Developing for Accessibility

As low-cost custom app developers we are aware of the need to design and build cutting-edge bespoke applications with accessibility in mind.

What is accessibility?

Broadly speaking, when we say a site is accessible, we mean that the site's content is available, and its functionality can be operated, by literally anyone.

Even as bespoke app developers with decades of experience, we sometimes just assume that all users can see and use a keyboard, mouse, or touch screen, and can interact with the apps we develop in the same way. Whilst the majority of users will experience the app as the developer intended, users with any forms of common disability could experience issues that range from user-unfriendliness to complete showstoppers rendering the app unusable for them.

There are over 1 billion people with disabilities!

Whenever we are developing a custom app for our clients we will always consider the accessibility of the app's core components and features.

By integrating accessibility features we can improve your app's usability, especially for users with disabilities.

English: A collection of pictograms. Three of ...

English: A collection of pictograms. Three of them used by the United States National Park Service. A package containing those three and all NPS symbols is available at the Open Icon Library (Photo credit: Wikipedia)



Native Android Accessibility Features

Android has an accessibility layer that helps blind and low vision users navigate their Android devices more easily. These services provide things like text-to-speech, haptic feedback and trackball/directional pad navigation that augment the user experience.

Android Developer Accessibility Resources

Android app developers such as New Media Aid can use the resources below to design and test for accessibility. These accessibility testing tools can help our experienced Android app developers catch common mistakes like missing content descriptions, insufficient contrast, and undersized touch targets.

Accessible Web Initiatives

There exist a number of global and country-specific committees defining standards and advising on accessibility requirements and features for app development. Here below are some of interest:

FCC Video Programming Accessibility Advisory Committee (VPAAC)

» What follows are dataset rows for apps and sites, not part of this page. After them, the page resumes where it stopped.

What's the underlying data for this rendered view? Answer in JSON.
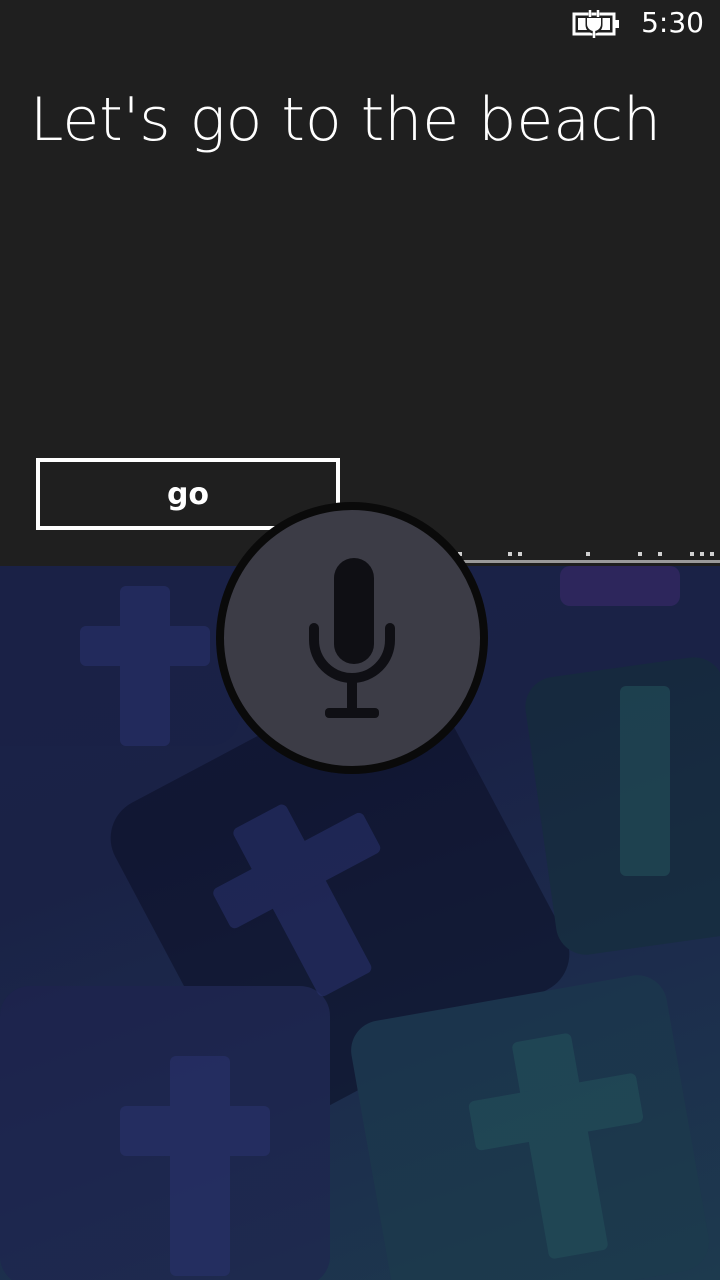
{
  "status_bar": {
    "time": "5:30",
    "battery_icon": "battery-charging-icon"
  },
  "speech": {
    "utterance": "Let's go to the beach"
  },
  "actions": {
    "go_label": "go"
  },
  "mic": {
    "icon": "microphone-icon"
  },
  "colors": {
    "panel": "#1f1f1f",
    "text": "#ffffff",
    "mic_fill": "#3a3a44",
    "mic_ring": "#0a0a0a"
  }
}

The Federal Communications Commission (FCC) is an independent agency of the United States government that regulates communications by radio, television, wire, satellite, and cable across the United States. VPAAC was created by the FCC to develop recommendations for increasing accessibility to video content on apps.

Web Content Accessibility Guidelines (WCAG)

Web Content Accessibility Guidelines (WCAG) 2.0 covers a wide range of recommendations for making Web content more accessible. Following these guidelines will make content accessible to a wider range of people with disabilities, including blindness and low vision, deafness and hearing loss, learning disabilities, cognitive limitations, limited movement, speech disabilities, photosensitivity and combinations of these. Following these guidelines will also often make your Web content more usable to users in general.